What is this?

Mentor in a Box is an education project to develop a video web library, teaching competent leadership skills to mentees of I'll Drink to That Toastmasters.

Inspired by the OpenCourseWare (OCW) Movement, the library will prepare mentees for the basics of competent leadership so they are more engaged during the weekly meetings. Mentees can search for a subject through the blog archive; play, pause and rewind tutorials; and stay up to date of new videos and postings by email.

This is certainly a work in process. So please feel free to subscribe to stay current! If you have questions, comments or would like to contribute to Mentor in a Box, email me @ mentorinabox@gmail.com. Mentor can also be found on YouTube here.
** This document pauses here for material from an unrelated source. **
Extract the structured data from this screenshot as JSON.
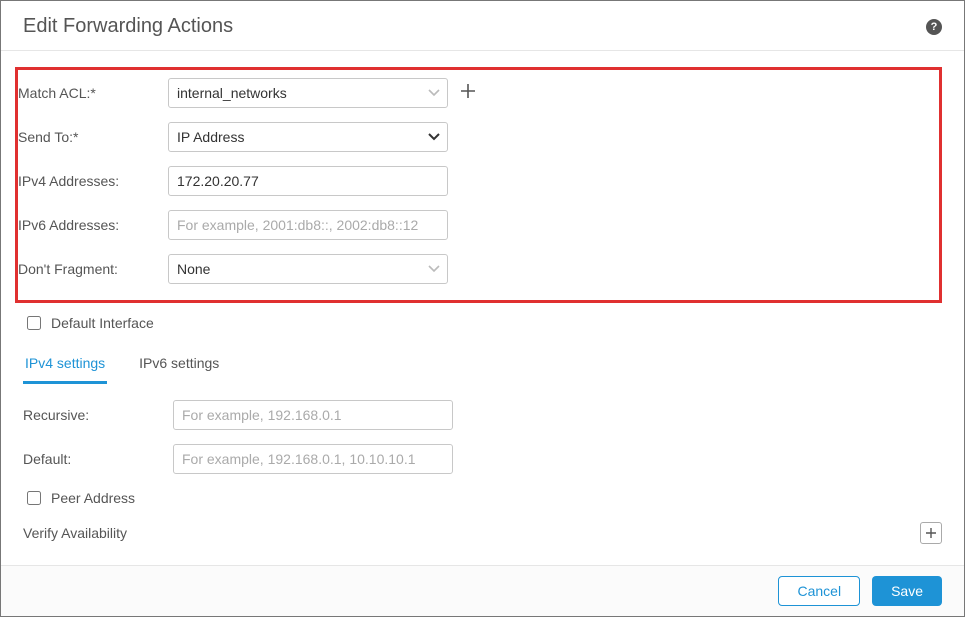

Wednesday, March 21, 2012

Body Language (ADVANCED TOPIC)

This post will cover a more advanced topic of communication and competent leadership. It is recommended you finish at least 6 speeches from your Competent Communication Manual before reviewing.

A Toastmaster meeting is a laboratory to practice communication and leadership skills. As you become more comfortable with speaking and taking on leadership roles, you will naturally convey this comfort through your body language. However, becoming a student of body language (or nonverbal communication) can bring your leadership skills to a more advanced level.

This post will serve as a launching point for mentees to better understanding the importance of body language.

Even if you’re really comfortable in front of an audience, being aware of some of the movements we make as speakers, and how the audience can interpret this, can be a real asset for purposely conveying your intended message.

Source: CNN

This video from HowCast.com is about conveying a confident presence during a job interview. However, the same concepts can be applied when conveying confidence and compentence during a speech in Toastmasters.

Source: HowCast.com

Shoot for the Moon!  Find speakers you can model some of your body language after during a speech or leadership role.  For example, John F. Kennedy may be a good role model for speeches with 'pomp and circumstance.'  Refer to past speeches for inspiration.

Source: Archive.org

Perhaps you need a role model for a less serious occasion. Your inspiration for body language can come from any source, and can be used to convey any message.
Disclaimer: Viewer Discretion Advised

Source: CBS

What message do you want to convey through body language?

No comments:

Post a Comment